◆ Collected data:
[Start of section]

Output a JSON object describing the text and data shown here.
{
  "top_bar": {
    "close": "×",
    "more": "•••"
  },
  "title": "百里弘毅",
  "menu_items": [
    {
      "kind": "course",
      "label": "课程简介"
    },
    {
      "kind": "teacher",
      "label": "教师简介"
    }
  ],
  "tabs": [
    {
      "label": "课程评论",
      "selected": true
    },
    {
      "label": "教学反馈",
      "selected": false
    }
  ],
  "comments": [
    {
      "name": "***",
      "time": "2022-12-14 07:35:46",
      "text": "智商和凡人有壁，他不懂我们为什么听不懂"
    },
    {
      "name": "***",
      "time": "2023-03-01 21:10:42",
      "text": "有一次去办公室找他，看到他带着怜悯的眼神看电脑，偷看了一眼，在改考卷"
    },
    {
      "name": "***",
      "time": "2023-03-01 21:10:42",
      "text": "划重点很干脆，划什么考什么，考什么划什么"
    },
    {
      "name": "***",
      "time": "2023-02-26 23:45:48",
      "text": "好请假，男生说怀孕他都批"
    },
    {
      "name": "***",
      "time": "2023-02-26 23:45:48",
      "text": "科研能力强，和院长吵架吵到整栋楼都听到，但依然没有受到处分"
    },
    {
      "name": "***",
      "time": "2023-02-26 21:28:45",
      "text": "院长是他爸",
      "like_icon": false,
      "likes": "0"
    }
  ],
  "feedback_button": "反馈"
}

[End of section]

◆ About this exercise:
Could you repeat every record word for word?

◆ Answer box:
Output a JSON object describing the text and data shown here.
{
  "top_bar": {
    "close": "×",
    "more": "•••"
  },
  "title": "百里弘毅",
  "menu_items": [
    {
      "kind": "course",
      "label": "课程简介"
    },
    {
      "kind": "teacher",
      "label": "教师简介"
    }
  ],
  "tabs": [
    {
      "label": "课程评论",
      "selected": true
    },
    {
      "label": "教学反馈",
      "selected": false
    }
  ],
  "comments": [
    {
      "name": "***",
      "time": "2022-12-14 07:35:46",
      "text": "智商和凡人有壁，他不懂我们为什么听不懂"
    },
    {
      "name": "***",
      "time": "2023-03-01 21:10:42",
      "text": "有一次去办公室找他，看到他带着怜悯的眼神看电脑，偷看了一眼，在改考卷"
    },
    {
      "name": "***",
      "time": "2023-03-01 21:10:42",
      "text": "划重点很干脆，划什么考什么，考什么划什么"
    },
    {
      "name": "***",
      "time": "2023-02-26 23:45:48",
      "text": "好请假，男生说怀孕他都批"
    },
    {
      "name": "***",
      "time": "2023-02-26 23:45:48",
      "text": "科研能力强，和院长吵架吵到整栋楼都听到，但依然没有受到处分"
    },
    {
      "name": "***",
      "time": "2023-02-26 21:28:45",
      "text": "院长是他爸",
      "like_icon": false,
      "likes": "0"
    }
  ],
  "feedback_button": "反馈"
}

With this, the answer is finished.